Information Age Political Systems: In this age the Japanese developed there persent system of government. It is best described as a Parilmentary Democracy, because it is a conbination of the U.K. system and the U.S. system. This system guaranteed representation, the right to vote, and indidvdidual rights to all men and women over the age of 20.

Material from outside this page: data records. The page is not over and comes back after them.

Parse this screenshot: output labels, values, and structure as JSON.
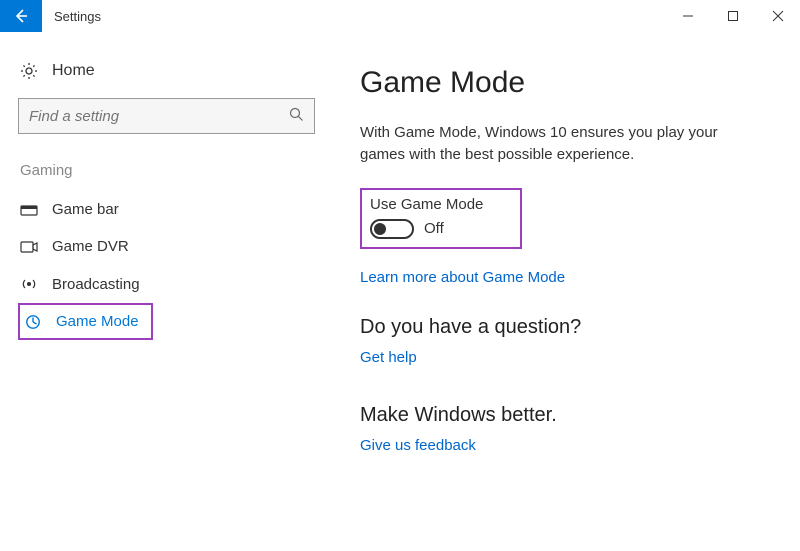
{
  "titlebar": {
    "app_title": "Settings"
  },
  "sidebar": {
    "home_label": "Home",
    "search_placeholder": "Find a setting",
    "section_label": "Gaming",
    "items": [
      {
        "label": "Game bar"
      },
      {
        "label": "Game DVR"
      },
      {
        "label": "Broadcasting"
      },
      {
        "label": "Game Mode"
      }
    ]
  },
  "main": {
    "heading": "Game Mode",
    "description": "With Game Mode, Windows 10 ensures you play your games with the best possible experience.",
    "toggle_label": "Use Game Mode",
    "toggle_state": "Off",
    "learn_more": "Learn more about Game Mode",
    "question_heading": "Do you have a question?",
    "get_help": "Get help",
    "better_heading": "Make Windows better.",
    "feedback": "Give us feedback"
  }
}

Information/Data on Japan's Political System There are two main political parties in Japan, the Liberal Democratic Party, which is the conservative party in Japan, and the Socialist Party. The Liberal Democratic Party has been the ruling party for over three decades. The Japanese government is divided into three branches, the Legislative, the Executive, and the Judicial. Conclusions on Japan (Whether Primarily Agricultural, Industrial, or Information Age Re: Its Political System) In conclusion Japan is primarily an information nation because of their political system of representive Democracy. However the Japanese government is not perfect they have suffered some disgrace from a few corrupt officials. Japanese government has withstood it's hard times and they are looking forward to continued success in politices, economics, and life.(Type of Political System)


Additional Online Sources on Japan's Political System site 1 site 2 site 3 Traditional Bibliographic Sources on Japan's Political System Baker, Donald (1993), Japan's Economic Power: Routledger & Kegan Van Dyke, Vernon (1994), Japanese Human Rights and Ethnicity: McGraw Hill Publishing Barclay, William (1990), Japan The Land Of The Rising Sun: Penguin Group Publishing —Preceding unsigned comment added by 71.113.210.152 (talk) 22:00, 30 January 2011 (UTC)